2013 CES, Transportation Research Board Meeting: Questions and Making Lemonade
Recent events and the upcoming TRB meeting have raised some questions which may certainly influence the growth of get2kno. Let’s start with this question: How can regulatory agencies enable innovators as much as protecting established firms? Seriously- if we can’t get to this point, America stands to lose a key innovation leadership role in the global economy. One need only look at the shared economy. On the East Coast, the 272 year old hotel industry in New York is successfully convincing risk averse local regulators that individuals don’t have the right to allow “guests” to stay in their apartments if money changes hands. Citizens are being threatened with fines as high as $40K and evictions. In this economy, why wouldn’t a city want to protect a new business model that helps citizens avoid the nightmare of eviction or foreclosure? Why would local regulators NOT want to allow every entry point conceivable for additional tourism dollars and full occupancy of all residential units? College graduates face a 50%+ unemployment rate and record high tuitions. Why not embrace a model that encourages these bright young minds to stay in your city? Aren’t these transactions between private parties, everyone knowing the risks and benefits? I can spend 3 nights in an apartment for less than a single night in a New York Hotel, and have a wonderful social experience. Wait, could that be the real issue? No, I’m sure it’s just about public safety.
On the West Coast, Ca state regulators are responding to “public safety questions” raised by the Taxi Industry re RideShare companies. In this case, the Taxi industry spokespersons have flatly stated, these new models of shared transportation have an “unfair advantage” when it comes to regulatory requirements. I guess I missed the quote about public safety. Don’t underestimate the importance of this statement: Is “fairness” the most important decision factor when consumers clearly adopt an innovative business model that: reduces urban congestion, reduces accidents, lowers local emissions, helps prevent credit defaults, provides transportation to JOBS, makes a city more appealing to live within? I am not saying some questions being raised are invalid. But, why do these issues only seem to emerge for innovators tapping viral growth & disrupting industries who have had a great 100+ year run? More significantly, why do regulatory bodies default towards protecting the established and not towards enabling the new and disruptive? I’ll even suggest that regulatory agencies who DON’T embrace disruptors are helping established industry leaders to the corporate version of a Hospice, they just don’t know it.

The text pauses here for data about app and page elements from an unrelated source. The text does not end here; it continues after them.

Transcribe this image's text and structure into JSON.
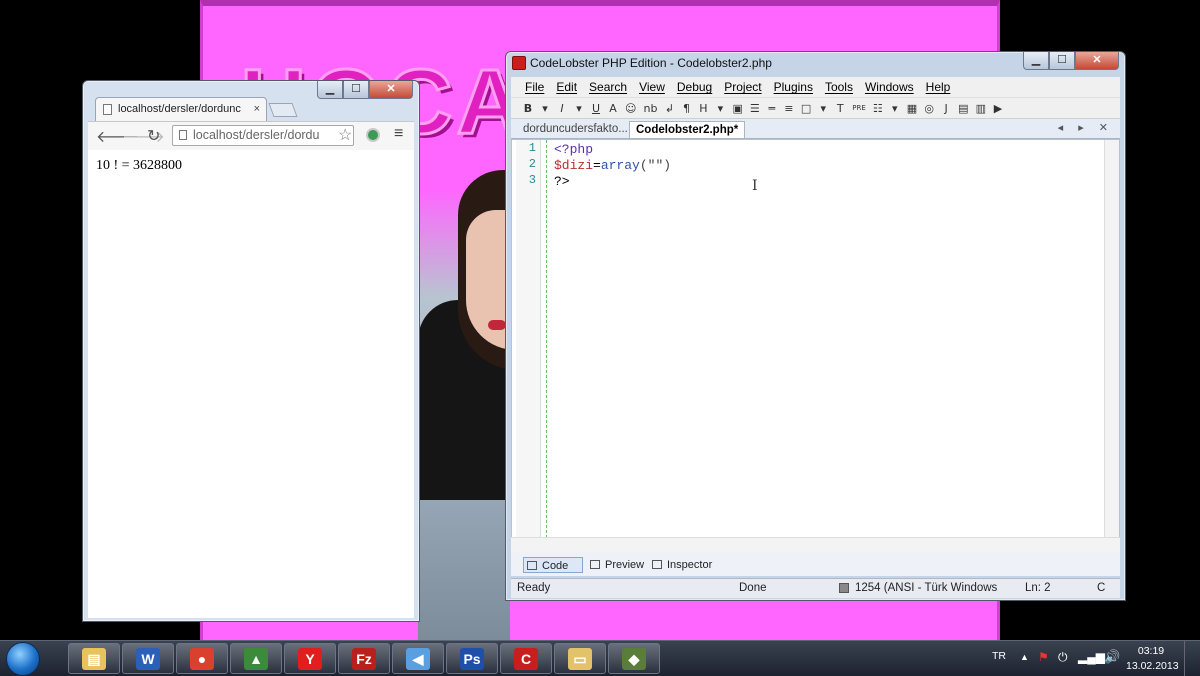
{
  "desktop": {
    "banner_text": "HOCA"
  },
  "browser": {
    "tab_title": "localhost/dersler/dordunc",
    "tab_close": "×",
    "address": "localhost/dersler/dordu",
    "page_output": "10 ! = 3628800"
  },
  "editor": {
    "window_title": "CodeLobster PHP Edition - Codelobster2.php",
    "menu": [
      "File",
      "Edit",
      "Search",
      "View",
      "Debug",
      "Project",
      "Plugins",
      "Tools",
      "Windows",
      "Help"
    ],
    "toolbar_glyphs": [
      "B",
      "▾",
      "I",
      "▾",
      "U",
      "A",
      "☺",
      "nb",
      "↲",
      "¶",
      "H",
      "▾",
      "▣",
      "☰",
      "═",
      "≡",
      "□",
      "▾",
      "T",
      "PRE",
      "☷",
      "▾",
      "▦",
      "◎",
      "J",
      "▤",
      "▥",
      "▶"
    ],
    "file_tabs": [
      "dorduncudersfakto...",
      "Codelobster2.php*"
    ],
    "tab_controls": "◂ ▸ ✕",
    "line_numbers": [
      "1",
      "2",
      "3"
    ],
    "code_lines": {
      "l1_tag": "<?php",
      "l2_var": "$dizi",
      "l2_eq": "=",
      "l2_fn": "array",
      "l2_args": "(\"\")",
      "l3_close": "?>"
    },
    "view_tabs": [
      "Code",
      "Preview",
      "Inspector"
    ],
    "status": {
      "left": "Ready",
      "mid": "Done",
      "encoding": "1254 (ANSI - Türk Windows",
      "line": "Ln: 2",
      "col": "C"
    }
  },
  "taskbar": {
    "apps": [
      {
        "name": "Windows Explorer",
        "glyph": "▤",
        "color": "#e8c25a"
      },
      {
        "name": "Word",
        "glyph": "W",
        "color": "#2b5fb8"
      },
      {
        "name": "Chrome",
        "glyph": "●",
        "color": "#d9412e"
      },
      {
        "name": "Image viewer",
        "glyph": "▲",
        "color": "#3b8b3b"
      },
      {
        "name": "Yandex",
        "glyph": "Y",
        "color": "#e11d1d"
      },
      {
        "name": "FileZilla",
        "glyph": "Fz",
        "color": "#b8201c"
      },
      {
        "name": "Media",
        "glyph": "◀",
        "color": "#5aa0e0"
      },
      {
        "name": "Photoshop",
        "glyph": "Ps",
        "color": "#1f4fa8"
      },
      {
        "name": "CodeLobster",
        "glyph": "C",
        "color": "#c81e1e"
      },
      {
        "name": "Folder",
        "glyph": "▭",
        "color": "#e2c36a"
      },
      {
        "name": "Tool",
        "glyph": "◆",
        "color": "#5b7d3a"
      }
    ],
    "lang": "TR",
    "time": "03:19",
    "date": "13.02.2013"
  }
}
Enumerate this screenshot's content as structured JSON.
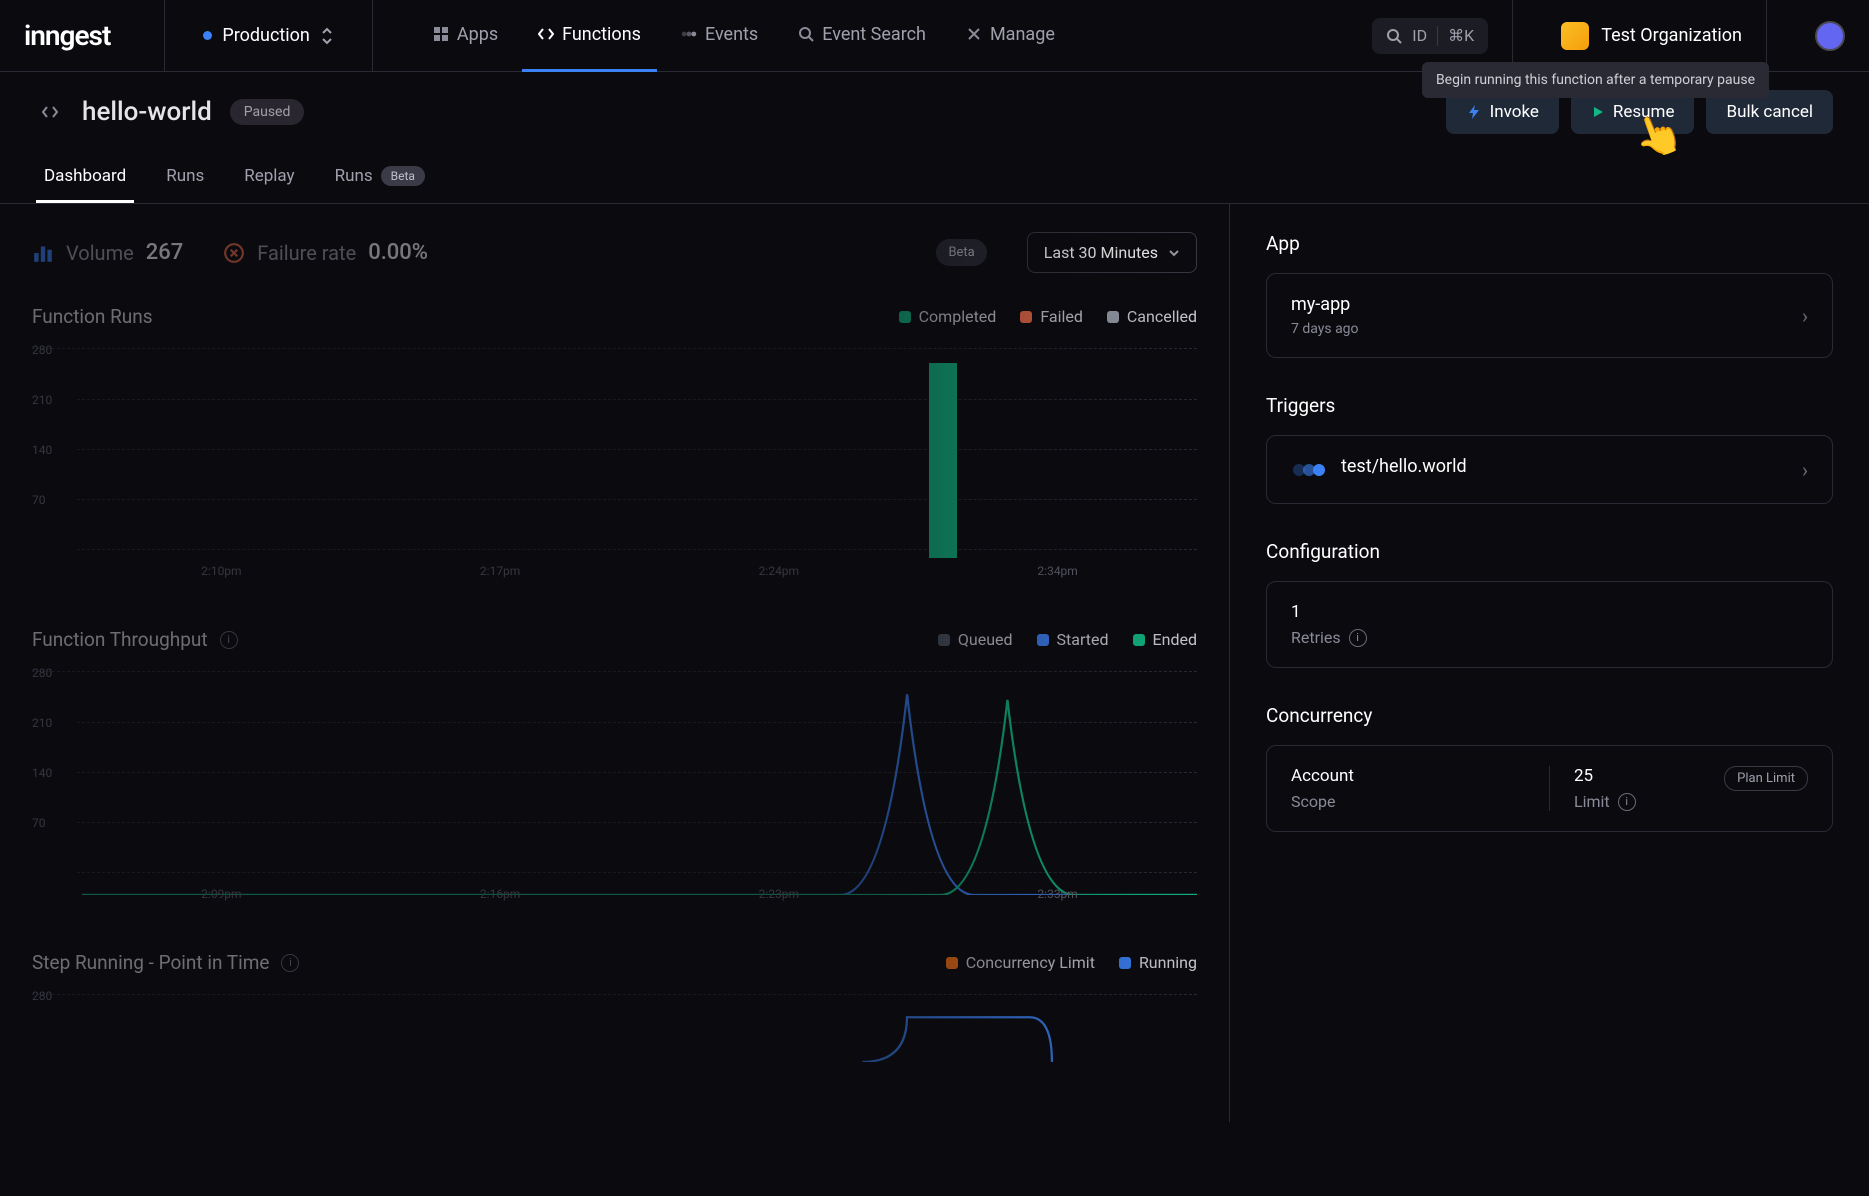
{
  "brand": "inngest",
  "env": "Production",
  "nav": {
    "apps": "Apps",
    "functions": "Functions",
    "events": "Events",
    "event_search": "Event Search",
    "manage": "Manage"
  },
  "search": {
    "label": "ID",
    "kbd": "⌘K"
  },
  "org": "Test Organization",
  "function": {
    "name": "hello-world",
    "status": "Paused"
  },
  "tooltip": "Begin running this function after a temporary pause",
  "actions": {
    "invoke": "Invoke",
    "resume": "Resume",
    "bulk_cancel": "Bulk cancel"
  },
  "tabs": {
    "dashboard": "Dashboard",
    "runs": "Runs",
    "replay": "Replay",
    "runs_beta": "Runs",
    "beta": "Beta"
  },
  "stats": {
    "volume_label": "Volume",
    "volume_value": "267",
    "failure_label": "Failure rate",
    "failure_value": "0.00%",
    "beta": "Beta",
    "timerange": "Last 30 Minutes"
  },
  "chart1": {
    "title": "Function Runs",
    "legend": {
      "completed": "Completed",
      "failed": "Failed",
      "cancelled": "Cancelled"
    }
  },
  "chart2": {
    "title": "Function Throughput",
    "legend": {
      "queued": "Queued",
      "started": "Started",
      "ended": "Ended"
    }
  },
  "chart3": {
    "title": "Step Running - Point in Time",
    "legend": {
      "limit": "Concurrency Limit",
      "running": "Running"
    }
  },
  "right": {
    "app_section": "App",
    "app_name": "my-app",
    "app_time": "7 days ago",
    "triggers_section": "Triggers",
    "trigger_name": "test/hello.world",
    "config_section": "Configuration",
    "retries_val": "1",
    "retries_label": "Retries",
    "concurrency_section": "Concurrency",
    "account_val": "Account",
    "scope_label": "Scope",
    "limit_val": "25",
    "limit_label": "Limit",
    "plan_limit": "Plan Limit"
  },
  "chart_data": [
    {
      "type": "bar",
      "title": "Function Runs",
      "ylabel": "",
      "ylim": [
        0,
        280
      ],
      "y_ticks": [
        70,
        140,
        210,
        280
      ],
      "x_ticks": [
        "2:10pm",
        "2:17pm",
        "2:24pm",
        "2:34pm"
      ],
      "series": [
        {
          "name": "Completed",
          "color": "#10b981",
          "values": [
            0,
            0,
            0,
            0,
            0,
            0,
            0,
            0,
            0,
            0,
            0,
            0,
            0,
            267,
            0,
            0,
            0,
            0
          ]
        },
        {
          "name": "Failed",
          "color": "#ef6b4a",
          "values": [
            0,
            0,
            0,
            0,
            0,
            0,
            0,
            0,
            0,
            0,
            0,
            0,
            0,
            0,
            0,
            0,
            0,
            0
          ]
        },
        {
          "name": "Cancelled",
          "color": "#9ca3af",
          "values": [
            0,
            0,
            0,
            0,
            0,
            0,
            0,
            0,
            0,
            0,
            0,
            0,
            0,
            0,
            0,
            0,
            0,
            0
          ]
        }
      ]
    },
    {
      "type": "line",
      "title": "Function Throughput",
      "ylim": [
        0,
        280
      ],
      "y_ticks": [
        70,
        140,
        210,
        280
      ],
      "x_ticks": [
        "2:09pm",
        "2:16pm",
        "2:23pm",
        "2:33pm"
      ],
      "series": [
        {
          "name": "Queued",
          "color": "#4b5563",
          "values": [
            0,
            0,
            0,
            0,
            0,
            0,
            0,
            0,
            0,
            0,
            0,
            0,
            0,
            0,
            0,
            0,
            0,
            0
          ]
        },
        {
          "name": "Started",
          "color": "#3b82f6",
          "values": [
            0,
            0,
            0,
            0,
            0,
            0,
            0,
            0,
            0,
            0,
            0,
            20,
            265,
            20,
            0,
            0,
            0,
            0
          ]
        },
        {
          "name": "Ended",
          "color": "#10b981",
          "values": [
            0,
            0,
            0,
            0,
            0,
            0,
            0,
            0,
            0,
            0,
            0,
            0,
            0,
            20,
            260,
            20,
            0,
            0
          ]
        }
      ]
    },
    {
      "type": "line",
      "title": "Step Running - Point in Time",
      "ylim": [
        0,
        280
      ],
      "y_ticks": [
        280
      ],
      "x_ticks": [],
      "series": [
        {
          "name": "Concurrency Limit",
          "color": "#f97316",
          "values": []
        },
        {
          "name": "Running",
          "color": "#3b82f6",
          "values": []
        }
      ]
    }
  ]
}
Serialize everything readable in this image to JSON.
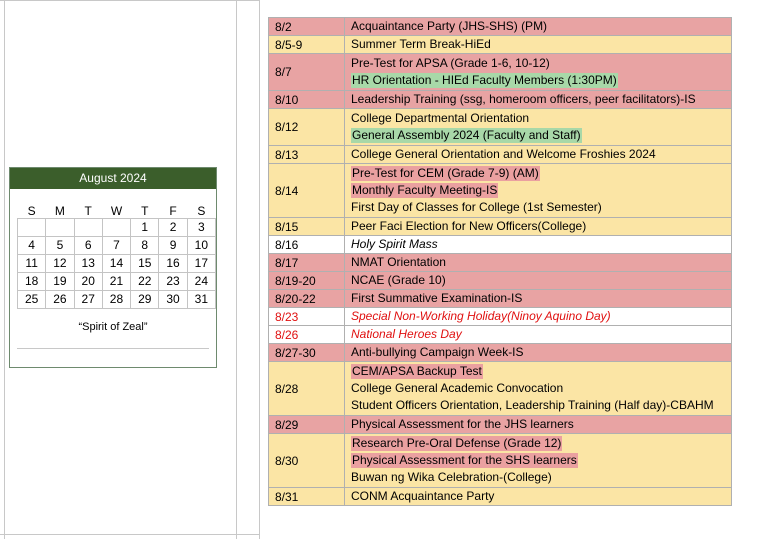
{
  "calendar": {
    "title": "August 2024",
    "weekdays": [
      "S",
      "M",
      "T",
      "W",
      "T",
      "F",
      "S"
    ],
    "weeks": [
      [
        "",
        "",
        "",
        "",
        "1",
        "2",
        "3"
      ],
      [
        "4",
        "5",
        "6",
        "7",
        "8",
        "9",
        "10"
      ],
      [
        "11",
        "12",
        "13",
        "14",
        "15",
        "16",
        "17"
      ],
      [
        "18",
        "19",
        "20",
        "21",
        "22",
        "23",
        "24"
      ],
      [
        "25",
        "26",
        "27",
        "28",
        "29",
        "30",
        "31"
      ]
    ],
    "motto": "“Spirit of Zeal”"
  },
  "colors": {
    "pink": "#e8a3a3",
    "yellow": "#fbe5a5",
    "white": "#ffffff",
    "header_green": "#3b5e2b"
  },
  "events": [
    {
      "date": "8/2",
      "bg": "#e8a3a3",
      "lines": [
        {
          "text": "Acquaintance Party (JHS-SHS) (PM)"
        }
      ]
    },
    {
      "date": "8/5-9",
      "bg": "#fbe5a5",
      "lines": [
        {
          "text": "Summer Term Break-HiEd"
        }
      ]
    },
    {
      "date": "8/7",
      "bg": "#e8a3a3",
      "lines": [
        {
          "text": "Pre-Test for APSA (Grade 1-6, 10-12)"
        },
        {
          "text": "HR Orientation - HIEd Faculty Members (1:30PM)",
          "hl": "green"
        }
      ]
    },
    {
      "date": "8/10",
      "bg": "#e8a3a3",
      "lines": [
        {
          "text": "Leadership Training (ssg, homeroom officers, peer facilitators)-IS"
        }
      ]
    },
    {
      "date": "8/12",
      "bg": "#fbe5a5",
      "lines": [
        {
          "text": "College Departmental Orientation"
        },
        {
          "text": "General Assembly 2024 (Faculty and Staff)",
          "hl": "green"
        }
      ]
    },
    {
      "date": "8/13",
      "bg": "#fbe5a5",
      "lines": [
        {
          "text": "College General Orientation and Welcome Froshies 2024"
        }
      ]
    },
    {
      "date": "8/14",
      "bg": "#fbe5a5",
      "lines": [
        {
          "text": "Pre-Test for CEM (Grade 7-9) (AM)",
          "hl": "pink"
        },
        {
          "text": "Monthly Faculty Meeting-IS",
          "hl": "pink"
        },
        {
          "text": "First Day of Classes for College (1st Semester)"
        }
      ]
    },
    {
      "date": "8/15",
      "bg": "#fbe5a5",
      "lines": [
        {
          "text": "Peer Faci Election for New Officers(College)"
        }
      ]
    },
    {
      "date": "8/16",
      "bg": "#ffffff",
      "lines": [
        {
          "text": "Holy Spirit Mass",
          "style": "italic"
        }
      ]
    },
    {
      "date": "8/17",
      "bg": "#e8a3a3",
      "lines": [
        {
          "text": "NMAT Orientation"
        }
      ]
    },
    {
      "date": "8/19-20",
      "bg": "#e8a3a3",
      "lines": [
        {
          "text": "NCAE (Grade 10)"
        }
      ]
    },
    {
      "date": "8/20-22",
      "bg": "#e8a3a3",
      "lines": [
        {
          "text": "First Summative Examination-IS"
        }
      ]
    },
    {
      "date": "8/23",
      "bg": "#ffffff",
      "red": true,
      "lines": [
        {
          "text": "Special Non-Working Holiday(Ninoy Aquino Day)",
          "style": "italic"
        }
      ]
    },
    {
      "date": "8/26",
      "bg": "#ffffff",
      "red": true,
      "lines": [
        {
          "text": "National Heroes Day",
          "style": "italic"
        }
      ]
    },
    {
      "date": "8/27-30",
      "bg": "#e8a3a3",
      "lines": [
        {
          "text": "Anti-bullying Campaign Week-IS"
        }
      ]
    },
    {
      "date": "8/28",
      "bg": "#fbe5a5",
      "lines": [
        {
          "text": "CEM/APSA Backup Test",
          "hl": "pink"
        },
        {
          "text": "College General Academic Convocation"
        },
        {
          "text": "Student Officers Orientation, Leadership Training (Half day)-CBAHM"
        }
      ]
    },
    {
      "date": "8/29",
      "bg": "#e8a3a3",
      "lines": [
        {
          "text": "Physical Assessment for the JHS learners"
        }
      ]
    },
    {
      "date": "8/30",
      "bg": "#fbe5a5",
      "lines": [
        {
          "text": "Research Pre-Oral Defense (Grade 12)",
          "hl": "pink"
        },
        {
          "text": "Physical Assessment for the SHS learners",
          "hl": "pink"
        },
        {
          "text": "Buwan ng Wika Celebration-(College)"
        }
      ]
    },
    {
      "date": "8/31",
      "bg": "#fbe5a5",
      "lines": [
        {
          "text": "CONM Acquaintance Party"
        }
      ]
    }
  ]
}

In closing, these debates often lead to insurance related questions, “Isn’t there an insurance solution? If, so why is insurance so d&$#@d expensive?” Look, I don’t mean to sound like the defender of the insurance industry. That said, the stone cold reality is a new insurance product, which in America is an invitation for numerous lawsuits, based on a new business model is extremely costly. That new product, has to survive “filing” with fifty individual state insurance Commissioners! What is the incentive for insurance companies to adopt innovators when the product approval process may require tens of $M, and three to five years? Consider this: by the time that new product is approved at a national scale, it may be irrelevant under the current system. The Insurance Commissioners could be a huge influence in favor of innovation by initiating the dialogue and establishing uniform fast-track approval processes for products experiencing viral growth. Viral growth is the clearest proof of consumer demand, voting consumer demand.
If 100 year old companies, with $Billion revenue streams truly want to remain leaders when somebody comes along & changes the world, wouldn’t one avenue to success be a collaborative approach with regulators to embrace that which consumers are demanding ?